I am just starting a book by another BC author, Karen Rivers. I have read some of her YA and MG books before and I find her characters and plots to be creative and sometimes a little odd. I appreciate that, so I am looking forward to this book. It was recommended by a student who I introduced to an earlier book by Karen Rivers, The Girl in the Well is Me. My family is reading the first of Kevin Sands’ Blackthorn Adventures. I have read this whole series and love it. Historical fiction, with mystery and puzzles to solve, great friendships, humour and action. He is not from BC, but he has been to BC (to my school a few years ago).
On Deck Reads
I never really know for sure what I will read soon, but this section of my posts is my first attempt at planning. I have an ARC of Ikenga that I would like to read before it’s release, and Agency is the second in a far too true near future series by William Gibson. It would certainly be classified as an adult book, written by a resident of BC.
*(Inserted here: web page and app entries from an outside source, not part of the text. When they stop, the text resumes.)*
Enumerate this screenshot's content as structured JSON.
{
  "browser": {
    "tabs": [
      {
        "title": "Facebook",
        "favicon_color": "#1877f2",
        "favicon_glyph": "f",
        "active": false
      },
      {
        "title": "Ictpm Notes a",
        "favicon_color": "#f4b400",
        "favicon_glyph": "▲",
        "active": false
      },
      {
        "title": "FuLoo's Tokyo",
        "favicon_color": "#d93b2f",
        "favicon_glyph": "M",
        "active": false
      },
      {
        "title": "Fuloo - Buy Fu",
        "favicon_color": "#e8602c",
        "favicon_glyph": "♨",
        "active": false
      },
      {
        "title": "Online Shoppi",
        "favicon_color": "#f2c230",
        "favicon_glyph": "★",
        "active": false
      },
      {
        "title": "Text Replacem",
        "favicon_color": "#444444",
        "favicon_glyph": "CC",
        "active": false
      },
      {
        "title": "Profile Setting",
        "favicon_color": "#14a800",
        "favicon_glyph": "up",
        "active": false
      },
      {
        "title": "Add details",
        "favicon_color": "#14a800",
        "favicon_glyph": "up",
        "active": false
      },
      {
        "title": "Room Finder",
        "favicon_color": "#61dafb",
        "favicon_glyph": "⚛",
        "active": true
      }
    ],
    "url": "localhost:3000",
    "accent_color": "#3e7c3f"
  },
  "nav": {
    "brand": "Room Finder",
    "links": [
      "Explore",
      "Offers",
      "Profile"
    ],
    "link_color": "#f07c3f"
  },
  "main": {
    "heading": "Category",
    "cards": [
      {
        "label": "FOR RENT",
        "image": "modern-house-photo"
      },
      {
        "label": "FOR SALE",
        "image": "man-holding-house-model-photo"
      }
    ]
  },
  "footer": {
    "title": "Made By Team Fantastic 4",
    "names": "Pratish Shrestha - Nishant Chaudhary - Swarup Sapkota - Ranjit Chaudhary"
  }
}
Thanks for stopping by. I hope to catch up with what the rest of the posters at Unleashing Readers and Teach Mentor Texts are reading. Thanks again to all that post, and especially to the hosts of our link-up.